_Brief_
In the records, find every line with the word "particles" and copy it out.

(Component data from apps and pages)
+++
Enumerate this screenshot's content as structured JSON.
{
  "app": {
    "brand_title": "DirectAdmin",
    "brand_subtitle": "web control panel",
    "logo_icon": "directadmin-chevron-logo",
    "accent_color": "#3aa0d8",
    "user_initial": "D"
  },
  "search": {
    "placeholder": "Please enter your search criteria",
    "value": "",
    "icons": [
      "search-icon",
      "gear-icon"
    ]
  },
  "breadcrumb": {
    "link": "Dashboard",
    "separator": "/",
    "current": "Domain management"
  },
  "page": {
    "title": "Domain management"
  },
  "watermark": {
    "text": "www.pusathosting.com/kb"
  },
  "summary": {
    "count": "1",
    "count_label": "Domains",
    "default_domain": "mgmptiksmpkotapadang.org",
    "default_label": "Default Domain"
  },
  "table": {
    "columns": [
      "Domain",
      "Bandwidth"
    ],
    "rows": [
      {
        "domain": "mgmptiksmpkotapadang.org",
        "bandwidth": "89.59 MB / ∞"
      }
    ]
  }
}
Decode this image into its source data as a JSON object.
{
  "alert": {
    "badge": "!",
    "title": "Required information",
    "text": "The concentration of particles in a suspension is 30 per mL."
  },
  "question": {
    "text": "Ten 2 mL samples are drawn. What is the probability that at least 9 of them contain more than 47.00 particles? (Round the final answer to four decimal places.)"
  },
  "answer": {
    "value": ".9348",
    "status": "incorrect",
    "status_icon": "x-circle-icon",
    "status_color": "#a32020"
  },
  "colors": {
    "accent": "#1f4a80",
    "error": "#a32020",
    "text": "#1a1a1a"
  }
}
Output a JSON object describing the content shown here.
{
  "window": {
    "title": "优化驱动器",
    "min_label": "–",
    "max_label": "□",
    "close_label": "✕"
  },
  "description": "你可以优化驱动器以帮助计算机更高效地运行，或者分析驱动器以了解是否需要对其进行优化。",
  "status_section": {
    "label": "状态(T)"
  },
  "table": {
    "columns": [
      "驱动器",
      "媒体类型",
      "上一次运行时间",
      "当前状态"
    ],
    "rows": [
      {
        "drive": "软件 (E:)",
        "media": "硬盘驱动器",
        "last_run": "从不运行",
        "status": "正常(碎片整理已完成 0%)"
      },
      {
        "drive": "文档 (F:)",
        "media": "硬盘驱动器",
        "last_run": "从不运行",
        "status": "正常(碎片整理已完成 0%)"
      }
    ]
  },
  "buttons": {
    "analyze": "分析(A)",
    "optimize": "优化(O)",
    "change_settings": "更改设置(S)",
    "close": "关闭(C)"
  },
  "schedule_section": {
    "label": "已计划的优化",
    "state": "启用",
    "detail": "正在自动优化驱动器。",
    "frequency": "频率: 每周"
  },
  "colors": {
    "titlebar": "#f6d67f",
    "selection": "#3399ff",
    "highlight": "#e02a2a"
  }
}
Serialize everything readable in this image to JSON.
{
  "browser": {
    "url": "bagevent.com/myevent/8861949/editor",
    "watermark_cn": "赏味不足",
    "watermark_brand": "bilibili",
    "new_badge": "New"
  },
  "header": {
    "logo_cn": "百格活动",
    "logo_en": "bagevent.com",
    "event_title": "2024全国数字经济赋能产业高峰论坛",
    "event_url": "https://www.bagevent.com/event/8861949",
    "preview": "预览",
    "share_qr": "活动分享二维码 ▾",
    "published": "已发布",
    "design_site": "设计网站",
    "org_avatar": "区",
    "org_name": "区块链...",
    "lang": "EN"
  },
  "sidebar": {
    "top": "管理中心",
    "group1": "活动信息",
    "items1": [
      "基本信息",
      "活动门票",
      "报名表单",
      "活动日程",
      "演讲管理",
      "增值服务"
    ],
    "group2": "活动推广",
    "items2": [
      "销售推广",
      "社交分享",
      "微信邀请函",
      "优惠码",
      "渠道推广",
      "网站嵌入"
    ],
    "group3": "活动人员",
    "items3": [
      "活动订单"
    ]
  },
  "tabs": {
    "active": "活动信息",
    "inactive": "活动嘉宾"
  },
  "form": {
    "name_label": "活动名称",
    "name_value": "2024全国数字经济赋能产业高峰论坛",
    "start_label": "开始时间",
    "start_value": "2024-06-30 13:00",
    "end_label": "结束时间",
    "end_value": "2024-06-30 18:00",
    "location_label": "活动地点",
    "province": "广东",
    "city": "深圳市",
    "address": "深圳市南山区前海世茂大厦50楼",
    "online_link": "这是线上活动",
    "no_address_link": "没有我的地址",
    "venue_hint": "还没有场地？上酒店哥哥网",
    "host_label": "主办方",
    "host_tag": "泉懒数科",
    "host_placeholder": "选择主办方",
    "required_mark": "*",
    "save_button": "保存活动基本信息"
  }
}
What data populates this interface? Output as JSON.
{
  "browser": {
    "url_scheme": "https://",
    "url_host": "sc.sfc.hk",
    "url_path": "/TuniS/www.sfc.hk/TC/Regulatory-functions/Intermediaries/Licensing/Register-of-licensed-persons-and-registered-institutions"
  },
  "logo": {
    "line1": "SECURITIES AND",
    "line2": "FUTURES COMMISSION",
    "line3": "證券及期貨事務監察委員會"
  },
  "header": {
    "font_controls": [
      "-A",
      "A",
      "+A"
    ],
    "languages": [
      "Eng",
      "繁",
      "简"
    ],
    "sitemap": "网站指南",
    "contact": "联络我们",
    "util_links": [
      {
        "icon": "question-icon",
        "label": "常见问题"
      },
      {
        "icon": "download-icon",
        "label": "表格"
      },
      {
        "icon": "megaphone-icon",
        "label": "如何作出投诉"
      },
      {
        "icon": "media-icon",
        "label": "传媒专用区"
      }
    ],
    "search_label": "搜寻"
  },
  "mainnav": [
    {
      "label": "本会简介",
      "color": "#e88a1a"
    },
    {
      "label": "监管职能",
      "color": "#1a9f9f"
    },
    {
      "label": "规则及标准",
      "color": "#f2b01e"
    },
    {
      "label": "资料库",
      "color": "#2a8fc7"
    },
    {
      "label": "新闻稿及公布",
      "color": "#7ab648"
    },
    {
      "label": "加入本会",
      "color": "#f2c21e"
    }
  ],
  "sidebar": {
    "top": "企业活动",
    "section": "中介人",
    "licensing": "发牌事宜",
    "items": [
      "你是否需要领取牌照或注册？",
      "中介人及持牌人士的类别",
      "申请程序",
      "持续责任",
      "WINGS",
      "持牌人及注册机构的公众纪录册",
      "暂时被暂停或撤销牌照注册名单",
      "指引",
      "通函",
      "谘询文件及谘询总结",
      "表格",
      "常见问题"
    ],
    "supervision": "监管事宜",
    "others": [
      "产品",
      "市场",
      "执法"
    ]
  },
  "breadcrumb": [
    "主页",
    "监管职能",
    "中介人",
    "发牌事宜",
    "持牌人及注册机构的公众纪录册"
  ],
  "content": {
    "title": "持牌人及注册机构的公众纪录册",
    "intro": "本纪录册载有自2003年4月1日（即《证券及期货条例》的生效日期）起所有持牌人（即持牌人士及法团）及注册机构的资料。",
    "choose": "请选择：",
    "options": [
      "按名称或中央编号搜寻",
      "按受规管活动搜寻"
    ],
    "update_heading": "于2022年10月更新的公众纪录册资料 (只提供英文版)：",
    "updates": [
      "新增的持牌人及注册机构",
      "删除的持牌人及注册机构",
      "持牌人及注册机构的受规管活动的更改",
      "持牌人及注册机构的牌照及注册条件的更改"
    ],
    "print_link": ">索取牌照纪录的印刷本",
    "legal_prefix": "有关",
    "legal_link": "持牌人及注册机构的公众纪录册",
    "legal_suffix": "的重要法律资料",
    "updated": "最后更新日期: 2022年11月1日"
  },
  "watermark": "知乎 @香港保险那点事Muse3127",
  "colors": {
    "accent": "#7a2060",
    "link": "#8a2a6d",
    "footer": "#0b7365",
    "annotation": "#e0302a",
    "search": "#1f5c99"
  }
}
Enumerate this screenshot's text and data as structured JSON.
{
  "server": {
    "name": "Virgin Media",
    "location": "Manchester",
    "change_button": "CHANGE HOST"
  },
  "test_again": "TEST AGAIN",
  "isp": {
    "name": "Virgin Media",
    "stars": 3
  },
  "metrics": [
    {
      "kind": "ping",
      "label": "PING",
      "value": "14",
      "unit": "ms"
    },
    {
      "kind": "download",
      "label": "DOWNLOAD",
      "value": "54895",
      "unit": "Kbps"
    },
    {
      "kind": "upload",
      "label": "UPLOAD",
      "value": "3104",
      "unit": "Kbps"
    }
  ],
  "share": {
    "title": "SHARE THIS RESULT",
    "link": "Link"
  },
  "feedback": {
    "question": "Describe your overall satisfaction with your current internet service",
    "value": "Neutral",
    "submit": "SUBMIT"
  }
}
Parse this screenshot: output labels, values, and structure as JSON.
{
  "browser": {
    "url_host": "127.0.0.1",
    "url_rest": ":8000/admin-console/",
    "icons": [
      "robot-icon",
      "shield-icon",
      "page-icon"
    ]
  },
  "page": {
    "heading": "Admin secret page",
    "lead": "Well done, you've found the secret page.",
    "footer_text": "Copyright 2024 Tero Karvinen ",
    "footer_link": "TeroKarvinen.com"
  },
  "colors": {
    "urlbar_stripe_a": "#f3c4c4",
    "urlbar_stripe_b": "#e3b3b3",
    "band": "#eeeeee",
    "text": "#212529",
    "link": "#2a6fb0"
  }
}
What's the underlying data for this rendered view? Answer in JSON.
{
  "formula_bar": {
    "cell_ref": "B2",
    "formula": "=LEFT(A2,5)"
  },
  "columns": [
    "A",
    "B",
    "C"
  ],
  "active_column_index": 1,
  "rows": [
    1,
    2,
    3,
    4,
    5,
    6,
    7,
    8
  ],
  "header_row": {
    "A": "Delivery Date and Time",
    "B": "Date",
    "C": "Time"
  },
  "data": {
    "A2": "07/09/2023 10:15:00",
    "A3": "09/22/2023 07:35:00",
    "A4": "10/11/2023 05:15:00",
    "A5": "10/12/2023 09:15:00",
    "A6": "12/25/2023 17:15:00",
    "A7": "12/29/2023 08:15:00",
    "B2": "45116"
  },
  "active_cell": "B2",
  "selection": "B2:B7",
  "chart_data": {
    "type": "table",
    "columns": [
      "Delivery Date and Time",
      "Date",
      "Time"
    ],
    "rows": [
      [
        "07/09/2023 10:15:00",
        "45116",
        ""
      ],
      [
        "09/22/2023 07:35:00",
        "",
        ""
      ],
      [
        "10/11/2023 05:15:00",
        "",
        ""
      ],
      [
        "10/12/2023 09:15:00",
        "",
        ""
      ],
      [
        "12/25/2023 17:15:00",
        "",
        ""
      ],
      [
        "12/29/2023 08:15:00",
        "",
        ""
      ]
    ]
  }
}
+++
_Answer for this exercise_
    "text": "The concentration of particles in a suspension is 30 per mL."
    "text": "Ten 2 mL samples are drawn. What is the probability that at least 9 of them contain more than 47.00 particles? (Round the final answer to four decimal places.)"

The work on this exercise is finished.